>>>>>
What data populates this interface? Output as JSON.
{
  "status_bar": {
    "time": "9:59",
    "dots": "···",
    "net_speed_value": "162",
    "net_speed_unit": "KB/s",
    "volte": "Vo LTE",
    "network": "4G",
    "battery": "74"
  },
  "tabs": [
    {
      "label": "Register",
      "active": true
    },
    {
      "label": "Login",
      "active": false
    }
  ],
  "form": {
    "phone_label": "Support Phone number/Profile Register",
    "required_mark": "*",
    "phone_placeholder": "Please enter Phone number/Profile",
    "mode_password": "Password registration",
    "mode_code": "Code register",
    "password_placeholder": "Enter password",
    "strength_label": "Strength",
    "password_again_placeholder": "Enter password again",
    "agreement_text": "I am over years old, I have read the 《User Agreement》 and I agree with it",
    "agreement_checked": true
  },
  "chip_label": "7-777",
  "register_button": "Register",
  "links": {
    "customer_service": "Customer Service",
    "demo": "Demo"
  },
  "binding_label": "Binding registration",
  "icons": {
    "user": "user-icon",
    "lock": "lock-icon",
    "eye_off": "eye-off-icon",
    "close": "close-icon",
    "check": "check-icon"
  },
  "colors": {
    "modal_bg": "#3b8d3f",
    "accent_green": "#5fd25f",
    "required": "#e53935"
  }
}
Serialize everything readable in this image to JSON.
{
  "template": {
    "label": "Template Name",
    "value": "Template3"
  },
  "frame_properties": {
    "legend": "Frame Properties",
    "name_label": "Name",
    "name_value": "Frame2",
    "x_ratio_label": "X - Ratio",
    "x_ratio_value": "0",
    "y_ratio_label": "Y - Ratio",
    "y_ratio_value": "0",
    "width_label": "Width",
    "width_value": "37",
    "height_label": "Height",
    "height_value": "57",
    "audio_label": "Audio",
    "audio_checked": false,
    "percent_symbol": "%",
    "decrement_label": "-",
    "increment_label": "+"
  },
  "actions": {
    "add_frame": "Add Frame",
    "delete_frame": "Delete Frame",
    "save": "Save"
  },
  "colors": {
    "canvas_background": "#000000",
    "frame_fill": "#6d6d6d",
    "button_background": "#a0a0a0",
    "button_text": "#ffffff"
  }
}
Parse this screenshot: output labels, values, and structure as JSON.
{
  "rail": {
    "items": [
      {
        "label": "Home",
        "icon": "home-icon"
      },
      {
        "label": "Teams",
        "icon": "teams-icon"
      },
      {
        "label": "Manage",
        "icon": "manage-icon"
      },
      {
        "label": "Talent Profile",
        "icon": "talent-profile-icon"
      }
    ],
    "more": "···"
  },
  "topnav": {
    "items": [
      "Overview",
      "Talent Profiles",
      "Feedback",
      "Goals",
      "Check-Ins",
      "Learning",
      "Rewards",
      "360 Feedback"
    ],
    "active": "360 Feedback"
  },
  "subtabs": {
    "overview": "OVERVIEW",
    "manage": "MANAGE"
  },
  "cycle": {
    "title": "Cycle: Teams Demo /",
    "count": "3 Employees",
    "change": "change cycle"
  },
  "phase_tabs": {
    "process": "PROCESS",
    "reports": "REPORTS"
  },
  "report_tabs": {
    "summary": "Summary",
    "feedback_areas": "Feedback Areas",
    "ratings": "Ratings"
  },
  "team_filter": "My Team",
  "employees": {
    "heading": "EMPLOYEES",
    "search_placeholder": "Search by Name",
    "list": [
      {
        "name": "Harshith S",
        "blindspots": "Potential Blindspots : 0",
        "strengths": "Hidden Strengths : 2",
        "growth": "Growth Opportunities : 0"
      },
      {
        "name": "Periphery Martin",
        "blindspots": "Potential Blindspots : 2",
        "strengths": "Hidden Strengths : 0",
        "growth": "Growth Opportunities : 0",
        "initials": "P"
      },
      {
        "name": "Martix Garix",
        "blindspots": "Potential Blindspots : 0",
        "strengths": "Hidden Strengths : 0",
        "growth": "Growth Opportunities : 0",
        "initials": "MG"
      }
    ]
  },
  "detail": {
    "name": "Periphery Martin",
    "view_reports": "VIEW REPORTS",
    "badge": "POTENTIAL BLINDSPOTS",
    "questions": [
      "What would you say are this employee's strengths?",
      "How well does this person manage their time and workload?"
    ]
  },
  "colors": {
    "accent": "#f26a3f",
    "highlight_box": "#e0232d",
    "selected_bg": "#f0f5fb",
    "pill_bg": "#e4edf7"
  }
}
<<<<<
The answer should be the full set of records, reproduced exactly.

- _WORKED SOLUTION_:
What data populates this interface? Output as JSON.
{
  "status_bar": {
    "time": "9:59",
    "dots": "···",
    "net_speed_value": "162",
    "net_speed_unit": "KB/s",
    "volte": "Vo LTE",
    "network": "4G",
    "battery": "74"
  },
  "tabs": [
    {
      "label": "Register",
      "active": true
    },
    {
      "label": "Login",
      "active": false
    }
  ],
  "form": {
    "phone_label": "Support Phone number/Profile Register",
    "required_mark": "*",
    "phone_placeholder": "Please enter Phone number/Profile",
    "mode_password": "Password registration",
    "mode_code": "Code register",
    "password_placeholder": "Enter password",
    "strength_label": "Strength",
    "password_again_placeholder": "Enter password again",
    "agreement_text": "I am over years old, I have read the 《User Agreement》 and I agree with it",
    "agreement_checked": true
  },
  "chip_label": "7-777",
  "register_button": "Register",
  "links": {
    "customer_service": "Customer Service",
    "demo": "Demo"
  },
  "binding_label": "Binding registration",
  "icons": {
    "user": "user-icon",
    "lock": "lock-icon",
    "eye_off": "eye-off-icon",
    "close": "close-icon",
    "check": "check-icon"
  },
  "colors": {
    "modal_bg": "#3b8d3f",
    "accent_green": "#5fd25f",
    "required": "#e53935"
  }
}
Serialize everything readable in this image to JSON.
{
  "template": {
    "label": "Template Name",
    "value": "Template3"
  },
  "frame_properties": {
    "legend": "Frame Properties",
    "name_label": "Name",
    "name_value": "Frame2",
    "x_ratio_label": "X - Ratio",
    "x_ratio_value": "0",
    "y_ratio_label": "Y - Ratio",
    "y_ratio_value": "0",
    "width_label": "Width",
    "width_value": "37",
    "height_label": "Height",
    "height_value": "57",
    "audio_label": "Audio",
    "audio_checked": false,
    "percent_symbol": "%",
    "decrement_label": "-",
    "increment_label": "+"
  },
  "actions": {
    "add_frame": "Add Frame",
    "delete_frame": "Delete Frame",
    "save": "Save"
  },
  "colors": {
    "canvas_background": "#000000",
    "frame_fill": "#6d6d6d",
    "button_background": "#a0a0a0",
    "button_text": "#ffffff"
  }
}
Parse this screenshot: output labels, values, and structure as JSON.
{
  "rail": {
    "items": [
      {
        "label": "Home",
        "icon": "home-icon"
      },
      {
        "label": "Teams",
        "icon": "teams-icon"
      },
      {
        "label": "Manage",
        "icon": "manage-icon"
      },
      {
        "label": "Talent Profile",
        "icon": "talent-profile-icon"
      }
    ],
    "more": "···"
  },
  "topnav": {
    "items": [
      "Overview",
      "Talent Profiles",
      "Feedback",
      "Goals",
      "Check-Ins",
      "Learning",
      "Rewards",
      "360 Feedback"
    ],
    "active": "360 Feedback"
  },
  "subtabs": {
    "overview": "OVERVIEW",
    "manage": "MANAGE"
  },
  "cycle": {
    "title": "Cycle: Teams Demo /",
    "count": "3 Employees",
    "change": "change cycle"
  },
  "phase_tabs": {
    "process": "PROCESS",
    "reports": "REPORTS"
  },
  "report_tabs": {
    "summary": "Summary",
    "feedback_areas": "Feedback Areas",
    "ratings": "Ratings"
  },
  "team_filter": "My Team",
  "employees": {
    "heading": "EMPLOYEES",
    "search_placeholder": "Search by Name",
    "list": [
      {
        "name": "Harshith S",
        "blindspots": "Potential Blindspots : 0",
        "strengths": "Hidden Strengths : 2",
        "growth": "Growth Opportunities : 0"
      },
      {
        "name": "Periphery Martin",
        "blindspots": "Potential Blindspots : 2",
        "strengths": "Hidden Strengths : 0",
        "growth": "Growth Opportunities : 0",
        "initials": "P"
      },
      {
        "name": "Martix Garix",
        "blindspots": "Potential Blindspots : 0",
        "strengths": "Hidden Strengths : 0",
        "growth": "Growth Opportunities : 0",
        "initials": "MG"
      }
    ]
  },
  "detail": {
    "name": "Periphery Martin",
    "view_reports": "VIEW REPORTS",
    "badge": "POTENTIAL BLINDSPOTS",
    "questions": [
      "What would you say are this employee's strengths?",
      "How well does this person manage their time and workload?"
    ]
  },
  "colors": {
    "accent": "#f26a3f",
    "highlight_box": "#e0232d",
    "selected_bg": "#f0f5fb",
    "pill_bg": "#e4edf7"
  }
}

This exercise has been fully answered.